He lost his IRS post and was criminally charged three decades ago for helping people set up phony tax shelters, according to one of his New York attorneys from the mid 1980s, Jared Scharf of White Plains.
Before Pinaud was indicted in that case, a grand jury in another region of New York charged him in a second tax fraud case.
By happenstance, he had come into possession of mailed tax forms intended for a deceased Fortune 500 executive. Pinaud used the forms to claim a refund for himself, Scharf recalled, much the way modern identity thieves trick the IRS into paying out refunds they don't deserve.
Pinaud also served 28 months for a prosecution relating to stolen car parts that was later vacated and dismissed.
"He was a good guy, really, despite his troubles," Scharf said. "I think he had a heart. He took care of his ex-wife's dogs for her.
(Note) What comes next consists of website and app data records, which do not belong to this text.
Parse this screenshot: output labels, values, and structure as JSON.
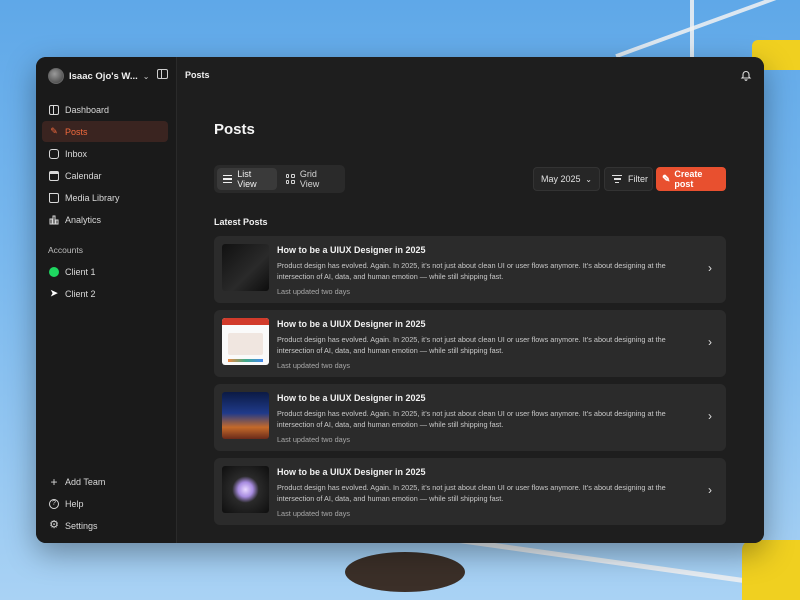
{
  "workspace": {
    "name": "Isaac Ojo's W..."
  },
  "topbar": {
    "title": "Posts"
  },
  "sidebar": {
    "nav": [
      {
        "label": "Dashboard",
        "icon": "dashboard-icon"
      },
      {
        "label": "Posts",
        "icon": "edit-icon"
      },
      {
        "label": "Inbox",
        "icon": "inbox-icon"
      },
      {
        "label": "Calendar",
        "icon": "calendar-icon"
      },
      {
        "label": "Media Library",
        "icon": "folder-icon"
      },
      {
        "label": "Analytics",
        "icon": "bar-chart-icon"
      }
    ],
    "accounts_label": "Accounts",
    "accounts": [
      {
        "label": "Client 1",
        "icon": "spotify-icon"
      },
      {
        "label": "Client 2",
        "icon": "puma-icon"
      }
    ],
    "bottom": [
      {
        "label": "Add Team",
        "icon": "plus-icon"
      },
      {
        "label": "Help",
        "icon": "help-icon"
      },
      {
        "label": "Settings",
        "icon": "gear-icon"
      }
    ]
  },
  "main": {
    "title": "Posts",
    "view_toggle": {
      "list": "List View",
      "grid": "Grid View"
    },
    "month": "May 2025",
    "filter": "Filter",
    "create": "Create post",
    "latest_label": "Latest Posts",
    "posts": [
      {
        "title": "How to be a UIUX Designer in 2025",
        "desc": "Product design has evolved. Again. In 2025, it’s not just about clean UI or user flows anymore. It’s about designing at the intersection of AI, data, and human emotion — while still shipping fast.",
        "meta": "Last updated two days"
      },
      {
        "title": "How to be a UIUX Designer in 2025",
        "desc": "Product design has evolved. Again. In 2025, it’s not just about clean UI or user flows anymore. It’s about designing at the intersection of AI, data, and human emotion — while still shipping fast.",
        "meta": "Last updated two days"
      },
      {
        "title": "How to be a UIUX Designer in 2025",
        "desc": "Product design has evolved. Again. In 2025, it’s not just about clean UI or user flows anymore. It’s about designing at the intersection of AI, data, and human emotion — while still shipping fast.",
        "meta": "Last updated two days"
      },
      {
        "title": "How to be a UIUX Designer in 2025",
        "desc": "Product design has evolved. Again. In 2025, it’s not just about clean UI or user flows anymore. It’s about designing at the intersection of AI, data, and human emotion — while still shipping fast.",
        "meta": "Last updated two days"
      }
    ]
  },
  "colors": {
    "accent": "#e8502f",
    "active_nav_text": "#f26a3d",
    "spotify": "#1ed760"
  }
}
He did nice things for people."
The not-so-nice ones were laid out in the current indictment.
Pinaud told clients they could reduce taxable income by investing in companies that had lost money. He prepared individual taxpayer returns showing fictitious losses from dormant businesses, the indictment states.
In some cases, he also claimed false business expenses on the returns of medical practices.
St. Louis, in his lawsuit, said Pinaud would show him one set of numbers but give the IRS something different.
"He didn't know a thing," Fitzgibbons said, "and neither did the other victims. What Pinaud did was add partnerships to the returns, and the victims never saw or heard of these. What was sent to the IRS created losses and the money went to Pinaud rather than the victims."
In his lawsuit, St. Louis told of providing Pinaud more than $1.2 million for one year's tax liability and more than $1.5 million in estimated payments for the following year. When it was all over, the doctor wound up owing the IRS that much and more.
And the accountant wound up needing doctors.
Pinaud never made it to U.S. District Court in Tampa to face charges in the case, which was investigated by IRS-Criminal Investigation.
Prosecutor Josephine Thomas asked a judge to vacate an arrest warrant after it became clear that the tax accountant's medical situation was grave.
Attorney B. Gray Gibbs of St. Petersburg told the court that Pinaud had been confined to bed since early February with end-stage renal disease, Type 2 diabetes and anemia, and would require a stretcher to attend his initial appearance.
On April 30, the prosecutor filed a motion for a physical and psychiatric examination of Pinaud, but it never happened. Two weeks later, a Hudson funeral home reported Pinaud's death.
"I'm not sure he even understood that he had been indicted," Gibbs said this week.
"He was really, really sick from the time he was indicted until he passed away."
The U.S. Attorney's Office, which had tied up many of Pinaud's assets in anticipation of an order of forfeiture in the criminal case, must now decide how to proceed.
It's unclear whether the government will try to get at the assets through a different means, such as civil forfeiture.
"In light of Mr. Pinaud's reported death," spokesman William Daniels said, "our office will be reviewing the facts of the case to determine the most appropriate course of action."
News researcher John Martin contributed to this report. Contact Patty Ryan at email@example.com or (813) 226-3382.